This section describes the kinds of advising an undergraduate student should know about and take advantage of. It is typical in a section like this to focus exclusively on undergraduate advising for majors in the department, but we have taken a bit more time to situate the departmental advising in the context of university advising more generally.

There are three distinct kinds of advising we recommend you take advantage of:

  • University Advising
  • Department Advising
  • Individual faculty advising

University Advising. The professional staff in the University Office of Academic Advising provides incredibly helpful advice on working within the UO overall. These advisors can be particularly helpful in ensuring that the courses you choose help you meet general University requirements for the BA or BS degree. They can help ensure that you navigate through UO requirements in a timely fashion, keeping the total time to graduation to a minimum. They can provide concrete assistance if you find yourself in academic difficulty at some point. They are familiar with courses and faculty whose directions complement well the major you have selected.
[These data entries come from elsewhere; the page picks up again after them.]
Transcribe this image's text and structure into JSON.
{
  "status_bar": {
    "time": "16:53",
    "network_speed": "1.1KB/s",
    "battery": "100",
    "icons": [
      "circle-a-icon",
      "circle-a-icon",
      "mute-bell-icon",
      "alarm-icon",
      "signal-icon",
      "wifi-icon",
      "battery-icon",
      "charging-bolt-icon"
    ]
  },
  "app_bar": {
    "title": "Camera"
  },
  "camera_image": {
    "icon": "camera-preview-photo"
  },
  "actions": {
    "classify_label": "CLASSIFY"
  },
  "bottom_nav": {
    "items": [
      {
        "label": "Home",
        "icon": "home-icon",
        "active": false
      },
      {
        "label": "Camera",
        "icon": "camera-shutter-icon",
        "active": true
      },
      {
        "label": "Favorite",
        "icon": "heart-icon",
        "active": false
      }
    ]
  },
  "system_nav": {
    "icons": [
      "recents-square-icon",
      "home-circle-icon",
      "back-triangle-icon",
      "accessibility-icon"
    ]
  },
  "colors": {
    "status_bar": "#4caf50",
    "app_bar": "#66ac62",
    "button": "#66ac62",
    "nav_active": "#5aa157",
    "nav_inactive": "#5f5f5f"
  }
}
We recommend that you check in with one of the advisors in the Office of Academic Advising at least once a year, preferably in the Spring before registration for the following Fall begins.

Contact info:
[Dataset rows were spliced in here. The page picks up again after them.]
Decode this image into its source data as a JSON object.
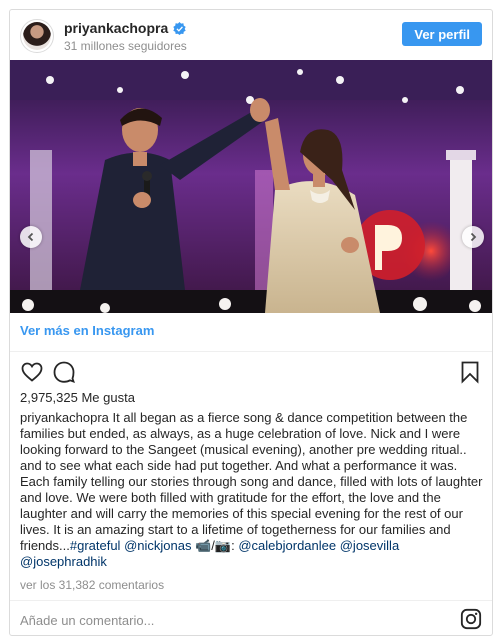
{
  "header": {
    "username": "priyankachopra",
    "followers": "31 millones seguidores",
    "view_profile": "Ver perfil"
  },
  "post": {
    "view_more": "Ver más en Instagram",
    "likes": "2,975,325 Me gusta",
    "caption_author": "priyankachopra",
    "caption_text": "It all began as a fierce song & dance competition between the families but ended, as always, as a huge celebration of love.  Nick and I were looking forward to the Sangeet (musical evening), another pre wedding ritual.. and to see what each side had put together. And what a performance it was. Each family telling our stories through song and dance, filled with lots of laughter and love. We were both filled with gratitude for the effort, the love and the laughter and will carry the memories of this special evening for the rest of our lives. It is an amazing start to a lifetime of togetherness for our families and friends...",
    "hashtag": "#grateful",
    "mention1": "@nickjonas",
    "emoji": "📹/📷:",
    "mention2": "@calebjordanlee",
    "mention3": "@josevilla",
    "mention4": "@josephradhik",
    "comments": "ver los 31,382 comentarios",
    "add_comment_placeholder": "Añade un comentario..."
  },
  "icons": {
    "verified": "verified-badge-icon",
    "like": "heart-icon",
    "comment": "comment-bubble-icon",
    "save": "bookmark-icon",
    "instagram": "instagram-logo-icon",
    "prev": "chevron-left-icon",
    "next": "chevron-right-icon"
  },
  "colors": {
    "accent": "#3897f0",
    "link_dark": "#003569",
    "muted": "#8e8e8e"
  }
}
Office of Academic Advising
364 Oregon Hall
346-3211
http://advising.uoregon.edu/

Department Advising. The Department of Linguistics has one faculty member who serves as the primary undergraduate advisor for its majors. The advisor for 2017-18 is:
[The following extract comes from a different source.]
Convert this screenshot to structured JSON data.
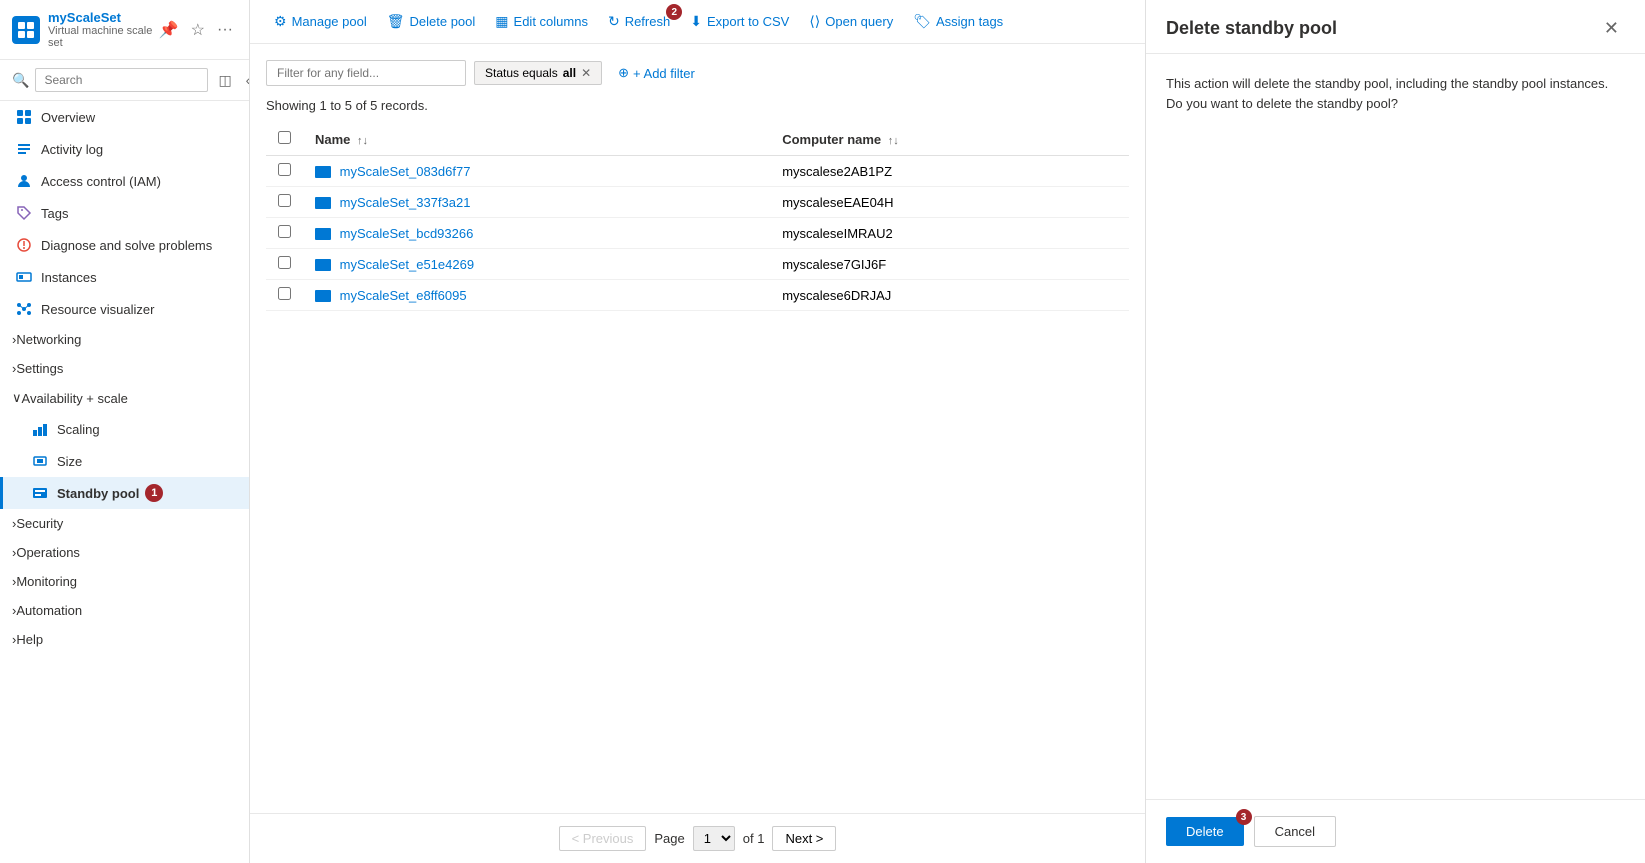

Professor Melissa Baese-Berk
mbaesebe@uoregon.edu
Phone: 541-346-3899
The undergraduate advisor will assist you as you work to complete the major (or minor) in Linguistics. She can help you develop a concrete plan of study so that you get through the major smoothly. They can help you identify courses that complement your major and the particular focus you want to develop within the major. We recommend that you connect with the undergraduate advisor each term, preferably far enough along in the term that you know how the term is going but soon enough that you can use the advising meeting to set up your next term.

Individual Faculty Advising. While there is no requirement on individual faculty to serve as the advisor or mentor of any student, nor is there a “list” of individual faculty advisors, you will find that making a strong academic connection with one (or more) individual faculty member is immensely useful to you as you develop your academic program and profile at the UO. The first advantage to finding an individual faculty adviser is that you will have someone you can level with about how you’’re doing academically, someone you can get concrete advice from on particular courses to take and particular faculty to take them from. The second advantage is that you will have someone who will come to bat for you with the “system” if you have a legitimate issue to resolve. The third advantage, the one that will get you thinking about the individual adviser, is that you will have at least one professor who will write more than a perfunctory letter when you apply for jobs, graduate school, or professional school.

How do you go about getting an individual faculty advisor, especially since no professor is obligated to take on individual advisees this way? Allow yourself to get immersed in your academic studies. Take advantage of the willingness of good faculty to work with students by going to office hours not just when you’re having trouble with some material but when you’re curious to learn more. All of us who are faculty enjoy and value the chance to work with committed students. Students who work seriously— who always make it to class, who participate, who question and puzzle things out —merit special care. So, when you’’ve worked hard, beyond the ordinary, even if you’’re not an ‘’A’’ student, ask the faculty member whose class you’’re in whether you could meet to discuss your academic program. When he or she agrees, you’’re on the road to cultivating a real, individual faculty adviser. While this professor will not likely become a personal friend, and certainly not a counselor, he or she will take you seriously and help you realize your academic dreams and potential.